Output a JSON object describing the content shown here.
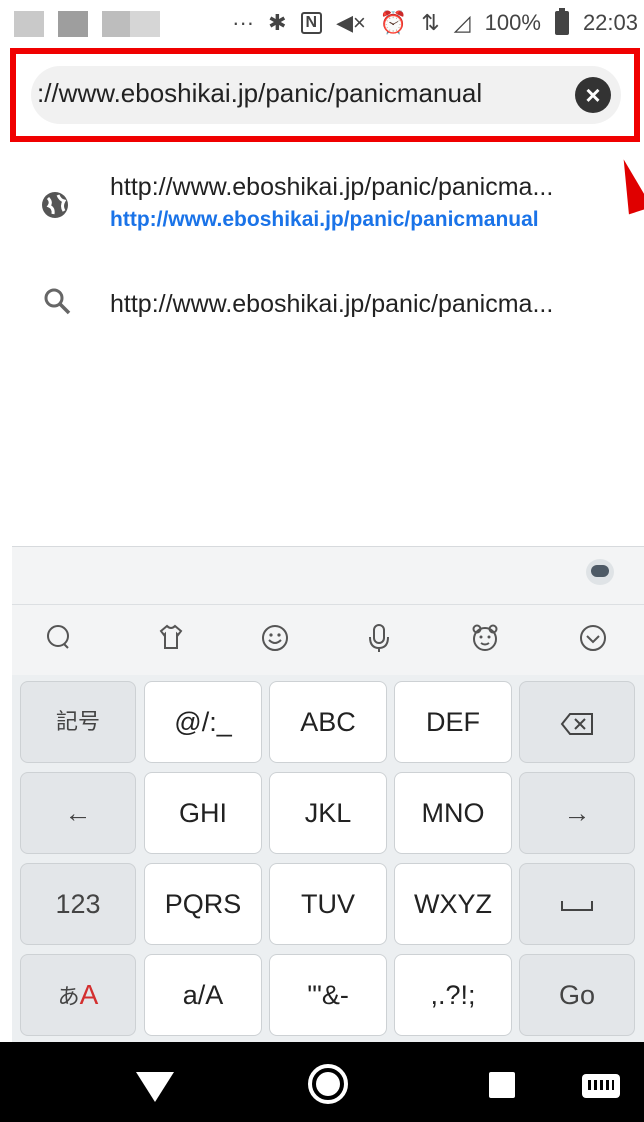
{
  "status_bar": {
    "dots": "···",
    "battery_percent": "100%",
    "time": "22:03",
    "icons": [
      "bluetooth-icon",
      "nfc-icon",
      "mute-icon",
      "alarm-icon",
      "data-arrows-icon",
      "wifi-icon",
      "signal-icon",
      "battery-charging-icon"
    ]
  },
  "url_bar": {
    "value": "://www.eboshikai.jp/panic/panicmanual",
    "clear_icon": "clear-icon"
  },
  "suggestions": [
    {
      "icon": "globe-icon",
      "title": "http://www.eboshikai.jp/panic/panicma...",
      "subtitle": "http://www.eboshikai.jp/panic/panicmanual"
    },
    {
      "icon": "search-icon",
      "title": "http://www.eboshikai.jp/panic/panicma..."
    }
  ],
  "keyboard": {
    "toolbar_icons": [
      "chat-icon",
      "shirt-icon",
      "smiley-icon",
      "mic-icon",
      "bear-icon",
      "collapse-icon"
    ],
    "rows": [
      [
        "記号",
        "@/:_",
        "ABC",
        "DEF",
        "⌫"
      ],
      [
        "←",
        "GHI",
        "JKL",
        "MNO",
        "→"
      ],
      [
        "123",
        "PQRS",
        "TUV",
        "WXYZ",
        "␣"
      ],
      [
        "あA",
        "a/A",
        "'\"&-",
        ",.?!;",
        "Go"
      ]
    ]
  },
  "nav_bar": {
    "icons": [
      "back-icon",
      "home-icon",
      "recents-icon",
      "keyboard-icon"
    ]
  }
}
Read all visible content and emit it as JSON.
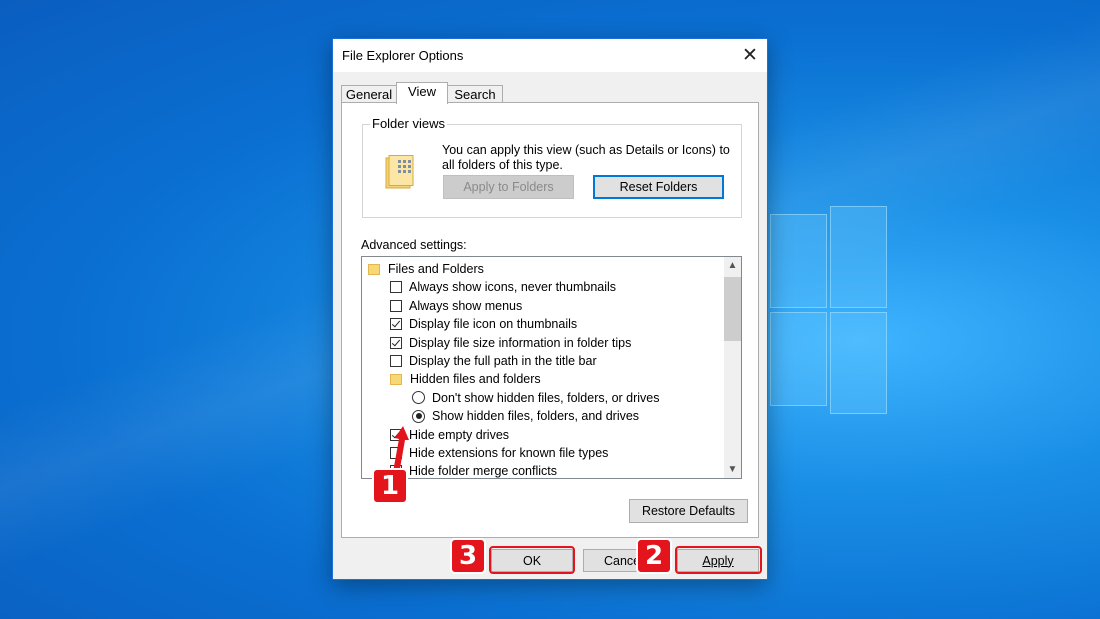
{
  "dialog": {
    "title": "File Explorer Options",
    "close_glyph": "✕"
  },
  "tabs": [
    "General",
    "View",
    "Search"
  ],
  "folder_views": {
    "legend": "Folder views",
    "description": "You can apply this view (such as Details or Icons) to all folders of this type.",
    "apply_button": "Apply to Folders",
    "reset_button": "Reset Folders"
  },
  "advanced": {
    "label": "Advanced settings:",
    "items": [
      {
        "type": "folder",
        "label": "Files and Folders"
      },
      {
        "type": "checkbox",
        "label": "Always show icons, never thumbnails",
        "checked": false
      },
      {
        "type": "checkbox",
        "label": "Always show menus",
        "checked": false
      },
      {
        "type": "checkbox",
        "label": "Display file icon on thumbnails",
        "checked": true
      },
      {
        "type": "checkbox",
        "label": "Display file size information in folder tips",
        "checked": true
      },
      {
        "type": "checkbox",
        "label": "Display the full path in the title bar",
        "checked": false
      },
      {
        "type": "folder",
        "label": "Hidden files and folders"
      },
      {
        "type": "radio",
        "label": "Don't show hidden files, folders, or drives",
        "checked": false
      },
      {
        "type": "radio",
        "label": "Show hidden files, folders, and drives",
        "checked": true
      },
      {
        "type": "checkbox",
        "label": "Hide empty drives",
        "checked": true
      },
      {
        "type": "checkbox",
        "label": "Hide extensions for known file types",
        "checked": false
      },
      {
        "type": "checkbox",
        "label": "Hide folder merge conflicts",
        "checked": false
      }
    ]
  },
  "restore_button": "Restore Defaults",
  "footer": {
    "ok": "OK",
    "cancel": "Cancel",
    "apply": "Apply"
  },
  "badges": [
    "1",
    "2",
    "3"
  ],
  "colors": {
    "highlight": "#e3141b",
    "accent": "#0078d7",
    "desktop": "#0a6fd1"
  }
}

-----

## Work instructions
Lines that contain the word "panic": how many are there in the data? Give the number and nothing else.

## Answer to this exercise
4